I’ve been on antibiotics since Friday; I wasn’t well enough to go to school today (Monday), though. The white patch is down to specks, and it hurts less to swallow, so I’m targeting Wednesday to return (no classes on Tuesday, though I’ll miss work). No school missed last week, because it was spring break. But plenty of lost money and grades. Instead of studying, I spent five days suffering on a couch, watching the shameful wart that is network television, sipping from a bottle of dry ginger ale when the pain of dehydration would surpass the pain of swallowing.

I’m thinking I’ll get a B in photography class (there’s no formal feedback, though). I need Monday to develop film and print, but missed today, and my teacher said I was below the standard last week because I developed one roll of film instead of two. Apparently it doesn’t matter that the roll is 36 exposures instead of 20 or 24, or that I put time and/or creativity into each image instead of shooting three dozen images of a tree. I’m so glad I’m not going into photography as a career. Not in the neo-traditional, professionalized sense.

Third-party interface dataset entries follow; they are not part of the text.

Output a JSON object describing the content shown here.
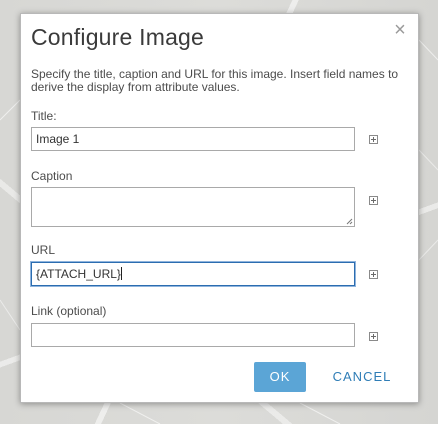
{
  "dialog": {
    "title": "Configure Image",
    "close_icon": "close-icon",
    "description": "Specify the title, caption and URL for this image. Insert field names to derive the display from attribute values."
  },
  "fields": {
    "title": {
      "label": "Title:",
      "value": "Image 1"
    },
    "caption": {
      "label": "Caption",
      "value": ""
    },
    "url": {
      "label": "URL",
      "value": "{ATTACH_URL}"
    },
    "link": {
      "label": "Link (optional)",
      "value": ""
    }
  },
  "buttons": {
    "ok": "OK",
    "cancel": "CANCEL"
  },
  "colors": {
    "ok_button": "#5ba5d6",
    "cancel_text": "#2f7db6",
    "focus_border": "#2c6db0"
  }
}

Or perhaps, I should trudge through the program, commanding worship and respect for graduating from a community college. Then, I can open a studio, get a little plaque saying I’m a Certified Professional Photographer to hang on the wall, and then print up plain-white business cards saying that I’m a qualified professional photographer and imaging specialist. There will be no images on the cards, of course. That would be unprofessional. There will only be promises of terribly professional conduct.

What I do hate most, is being told that film unlocks my creativity. It’s a lie. It LIMITS my creativity. If you use it, you’re being held back, too. It’s terribly expensive, dust-prone, time-consuming, et cetera. Non-zooming (prime) lenses limit your creativity too. Not doctoring your photos in Photoshop limits your creativity. But we’re fed the same rubbish argument from higher math: “it teaches you how to think.” Would we put up with four years of classes of brain-teasers? If any subject does anything, “teaching you how to think” needs to be secondary, lest the whole thing be a diversion. When Jefferson proscribed reading, writing, and arithmetic, he didn’t mean algebraic theory and calculus.

So how do they say film teaches us to think? First, we’re forced to learn the basics of metering, aperture, shutter speed, etc. Then, we put more time and thought into our compositions, because of the terrible expense of film. This logic is putting the cart before the horse. It’s like trying to first learn the alphabet backwards so you’ll be more prepared to learn it forwards. What we need to do, is to take a ton of photos on a digital camera (even a cheap one), without reading dozens of technical pages from textbooks. If we’re making our photos horribly blurry, or overexposed, or off center, or there’s a trash can in the background, we see it right away and correct it, and from practical experience comes expertise. What could be better for teaching us to think? The professionalized model for “learning” photography is like learning how to drive a car from a year-long technical course. It’s hard to believe that standardized education can make fascinating subjects so boring.

One note on the site: I out-sourced to FeedBurner for my email newsletter, instead of running software on my server. I’m on shared hosting, so this will be more reliable, and free up computing resources for visitors. Sign up today; it’s the same stuff that’s in the RSS feed, which is the same stuff that’s on my website.